20th Sunday after Pentecost
by Calvin Redekop
I love to return again to the Scriptures, to those visions seen by the prophets and apostles and singers of Israel about the “peaceful reign of God.” There is a strange concatenation of judgment and celebration in some of the Psalms, especially Psalms 96 to 99 and 104. Psalm 99 beings, “The Lord is king; let the people tremble!” In many Christian circles it is today politically incorrect to speak about God as king, as reigning, as judging, and instead God is portrayed as a morally nondiscrimination, indulgent Santa. Such and attitude represents the deliberate denial of a theme that runs through the Bible from beginning to end. “The Lord is king,” and one of the functions of a king was to be a judge, to dispense justice.
“He is coming to judge the earth, he will judge the world with righteousness, and the peoples with his truth” (Ps.96:13). How may we today, in such a different time and place, understand these words? Indeed, “let the peoples tremble!” For God comes to us here in America with his truth to lay bare the terrible travesty we have made of human nature, so much so that it has become commonplace in our consciousness and in public discourse. Human beings have been degraded from being created in the image of God, with all the richness and potential that implies, into consumers. God comes to judge us for this insult to the creation, a blasphemy that most Christians accept with barely a murmur of dissent.
God comes to judge the disruptions and the extinctions we have caused and are causing in “the peaceable kingdom.” We gradually crowd the creatures from their natural habitat and make it inhospitable, all to feed our voracious appetite for consumer goods. If we have such a vulgar view of ourselves, how can we have any respect for the rest of the creation? That judgment is in the first instance the judgment of the gospel in our own lives. It is the judgment upon our treatment of God’s creation for the satisfaction of our appetites, for being content and comfortable in our role as “consumers.” “The least of these,” to whom the Judge in the Parable of the Last Judgment alludes, must now also include all our fellow creatures on this planet. If we repent, we will allow the light that has come into the world to judge and dispel that terrible darkness of distortion in each of us. When that darkness begins to lift the children of God are revealed. This is what the composer of the 104th Psalm meant when he said: “Let sinners be consumed from the earth, and let the wicked be no more” (Ps. 104:35).
The judgment that makes the people tremble is the occasion for the joy of creation. Listen to the music of it:
Let the heavens rejoice and the earth be glad!
Let the sea thunder and all it holds!
Let the countryside exult, and all that is in it,
and all the trees of the forest cry out for joy,
at Yahweh’s approach, for he is coming,
coming to judge the earth;
He will judge the world with saving justice and the nations with constancy.
(Ps. 96:11-13 NJB)
Calvin Redekop was an early explorer of environmental theologies.
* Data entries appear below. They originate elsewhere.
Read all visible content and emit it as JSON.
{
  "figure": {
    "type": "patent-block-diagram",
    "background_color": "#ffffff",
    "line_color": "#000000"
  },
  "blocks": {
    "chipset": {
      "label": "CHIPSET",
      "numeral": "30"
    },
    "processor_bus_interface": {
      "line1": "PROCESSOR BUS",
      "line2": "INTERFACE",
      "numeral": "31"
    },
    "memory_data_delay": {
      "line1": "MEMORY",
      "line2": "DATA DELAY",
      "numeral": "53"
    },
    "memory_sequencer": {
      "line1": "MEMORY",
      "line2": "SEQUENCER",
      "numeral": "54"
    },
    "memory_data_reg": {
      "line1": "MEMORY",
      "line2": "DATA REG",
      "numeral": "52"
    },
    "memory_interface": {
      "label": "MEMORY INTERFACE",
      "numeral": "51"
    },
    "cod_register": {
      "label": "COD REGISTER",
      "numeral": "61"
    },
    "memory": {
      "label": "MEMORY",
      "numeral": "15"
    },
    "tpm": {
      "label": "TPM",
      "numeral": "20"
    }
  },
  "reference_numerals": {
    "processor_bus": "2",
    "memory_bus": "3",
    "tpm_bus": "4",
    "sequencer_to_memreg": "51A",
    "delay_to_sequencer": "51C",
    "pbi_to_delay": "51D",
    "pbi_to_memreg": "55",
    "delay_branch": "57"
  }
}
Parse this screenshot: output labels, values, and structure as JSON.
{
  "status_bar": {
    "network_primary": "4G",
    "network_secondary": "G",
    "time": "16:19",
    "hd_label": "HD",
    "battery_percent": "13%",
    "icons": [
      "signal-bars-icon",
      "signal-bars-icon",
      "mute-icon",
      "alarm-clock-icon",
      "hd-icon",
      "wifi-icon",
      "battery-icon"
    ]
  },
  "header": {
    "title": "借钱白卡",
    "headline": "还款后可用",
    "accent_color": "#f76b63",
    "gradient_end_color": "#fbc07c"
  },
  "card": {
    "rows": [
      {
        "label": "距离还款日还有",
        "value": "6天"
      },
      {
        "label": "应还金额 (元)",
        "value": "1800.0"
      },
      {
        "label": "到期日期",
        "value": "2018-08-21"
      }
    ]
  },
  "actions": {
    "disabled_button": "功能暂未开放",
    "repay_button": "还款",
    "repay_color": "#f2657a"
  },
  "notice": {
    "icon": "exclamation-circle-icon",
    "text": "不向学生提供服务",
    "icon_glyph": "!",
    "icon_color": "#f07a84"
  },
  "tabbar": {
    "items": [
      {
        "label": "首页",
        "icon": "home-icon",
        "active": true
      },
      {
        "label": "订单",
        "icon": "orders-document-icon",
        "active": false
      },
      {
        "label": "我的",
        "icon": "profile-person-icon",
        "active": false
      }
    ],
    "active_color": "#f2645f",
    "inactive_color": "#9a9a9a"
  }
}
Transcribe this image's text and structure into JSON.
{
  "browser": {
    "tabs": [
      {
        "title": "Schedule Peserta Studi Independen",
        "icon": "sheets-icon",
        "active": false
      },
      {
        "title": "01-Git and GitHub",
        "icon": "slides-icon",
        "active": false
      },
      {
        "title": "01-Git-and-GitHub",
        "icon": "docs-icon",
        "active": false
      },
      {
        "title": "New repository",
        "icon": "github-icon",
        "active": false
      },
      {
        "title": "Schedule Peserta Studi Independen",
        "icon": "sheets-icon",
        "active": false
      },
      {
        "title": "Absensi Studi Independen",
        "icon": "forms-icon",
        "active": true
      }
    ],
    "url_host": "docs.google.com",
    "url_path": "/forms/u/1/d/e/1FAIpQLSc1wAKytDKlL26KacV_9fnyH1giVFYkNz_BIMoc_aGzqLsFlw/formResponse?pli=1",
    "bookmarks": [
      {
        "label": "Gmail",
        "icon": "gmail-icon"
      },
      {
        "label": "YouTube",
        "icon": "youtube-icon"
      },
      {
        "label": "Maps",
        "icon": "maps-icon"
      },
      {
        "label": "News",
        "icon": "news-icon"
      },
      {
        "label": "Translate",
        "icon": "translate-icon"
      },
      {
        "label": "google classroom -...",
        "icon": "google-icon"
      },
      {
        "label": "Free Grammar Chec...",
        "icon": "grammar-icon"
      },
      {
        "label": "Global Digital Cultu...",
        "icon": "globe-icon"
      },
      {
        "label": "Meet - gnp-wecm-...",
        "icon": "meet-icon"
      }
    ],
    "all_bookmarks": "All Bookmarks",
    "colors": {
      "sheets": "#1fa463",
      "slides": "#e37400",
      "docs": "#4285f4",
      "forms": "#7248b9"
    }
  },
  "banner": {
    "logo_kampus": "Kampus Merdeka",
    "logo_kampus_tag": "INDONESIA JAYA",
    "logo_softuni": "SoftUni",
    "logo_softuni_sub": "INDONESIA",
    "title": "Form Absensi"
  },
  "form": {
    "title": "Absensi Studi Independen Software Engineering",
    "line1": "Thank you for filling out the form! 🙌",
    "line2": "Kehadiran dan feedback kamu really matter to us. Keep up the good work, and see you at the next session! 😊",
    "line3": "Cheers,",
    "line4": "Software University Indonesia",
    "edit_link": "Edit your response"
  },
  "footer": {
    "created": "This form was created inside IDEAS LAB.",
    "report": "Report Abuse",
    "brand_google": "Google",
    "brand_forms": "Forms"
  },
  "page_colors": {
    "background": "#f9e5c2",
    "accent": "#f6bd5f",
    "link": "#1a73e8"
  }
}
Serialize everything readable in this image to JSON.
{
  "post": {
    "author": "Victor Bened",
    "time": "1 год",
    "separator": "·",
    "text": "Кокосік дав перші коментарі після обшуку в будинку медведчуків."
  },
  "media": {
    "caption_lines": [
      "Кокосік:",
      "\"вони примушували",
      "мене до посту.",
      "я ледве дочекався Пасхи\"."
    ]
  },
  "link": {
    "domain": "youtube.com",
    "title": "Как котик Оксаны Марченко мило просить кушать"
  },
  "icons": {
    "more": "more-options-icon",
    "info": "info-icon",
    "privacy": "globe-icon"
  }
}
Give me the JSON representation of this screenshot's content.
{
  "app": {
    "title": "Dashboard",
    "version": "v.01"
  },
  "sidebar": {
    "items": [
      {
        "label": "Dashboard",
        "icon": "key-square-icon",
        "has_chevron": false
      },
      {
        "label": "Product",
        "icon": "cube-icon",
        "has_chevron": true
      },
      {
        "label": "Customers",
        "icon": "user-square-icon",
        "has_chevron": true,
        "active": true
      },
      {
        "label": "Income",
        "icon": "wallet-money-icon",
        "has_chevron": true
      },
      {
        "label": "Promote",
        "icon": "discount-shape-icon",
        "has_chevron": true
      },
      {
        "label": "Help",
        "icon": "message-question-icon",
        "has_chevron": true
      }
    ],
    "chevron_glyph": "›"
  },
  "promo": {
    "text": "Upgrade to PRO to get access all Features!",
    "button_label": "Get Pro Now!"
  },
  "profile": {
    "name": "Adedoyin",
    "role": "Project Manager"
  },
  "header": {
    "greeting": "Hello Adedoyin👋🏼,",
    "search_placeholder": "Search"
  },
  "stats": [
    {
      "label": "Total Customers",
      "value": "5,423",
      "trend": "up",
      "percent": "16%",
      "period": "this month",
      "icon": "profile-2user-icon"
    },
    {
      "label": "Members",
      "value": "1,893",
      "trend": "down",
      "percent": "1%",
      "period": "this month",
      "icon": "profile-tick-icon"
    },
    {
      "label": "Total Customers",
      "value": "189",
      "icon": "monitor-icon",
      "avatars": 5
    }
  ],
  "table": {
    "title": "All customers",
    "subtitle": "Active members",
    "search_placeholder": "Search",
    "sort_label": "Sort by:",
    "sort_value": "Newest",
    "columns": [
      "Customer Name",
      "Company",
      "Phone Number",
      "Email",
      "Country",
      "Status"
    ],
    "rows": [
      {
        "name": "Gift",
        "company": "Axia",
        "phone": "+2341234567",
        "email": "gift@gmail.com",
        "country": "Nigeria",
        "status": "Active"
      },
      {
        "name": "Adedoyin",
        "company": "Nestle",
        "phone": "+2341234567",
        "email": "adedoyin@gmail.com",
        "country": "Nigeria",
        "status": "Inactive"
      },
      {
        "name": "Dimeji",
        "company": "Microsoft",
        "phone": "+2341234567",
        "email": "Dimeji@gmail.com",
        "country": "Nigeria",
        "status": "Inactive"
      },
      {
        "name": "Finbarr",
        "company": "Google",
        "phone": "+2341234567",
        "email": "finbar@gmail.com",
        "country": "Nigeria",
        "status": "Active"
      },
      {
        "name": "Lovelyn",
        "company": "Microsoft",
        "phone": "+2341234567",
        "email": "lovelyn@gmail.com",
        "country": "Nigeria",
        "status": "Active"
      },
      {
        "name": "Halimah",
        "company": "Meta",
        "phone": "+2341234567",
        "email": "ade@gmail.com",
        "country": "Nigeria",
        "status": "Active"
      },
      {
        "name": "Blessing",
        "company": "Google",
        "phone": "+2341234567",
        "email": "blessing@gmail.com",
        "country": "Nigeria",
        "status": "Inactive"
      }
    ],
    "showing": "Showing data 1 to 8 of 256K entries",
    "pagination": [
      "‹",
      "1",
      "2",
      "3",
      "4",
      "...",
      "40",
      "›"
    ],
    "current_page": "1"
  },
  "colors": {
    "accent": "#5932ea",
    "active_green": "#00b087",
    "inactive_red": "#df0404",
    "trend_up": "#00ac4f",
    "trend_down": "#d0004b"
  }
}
This passage is from Creation and the Environment: An Anabaptist Perspective on a Sustainable World (2003).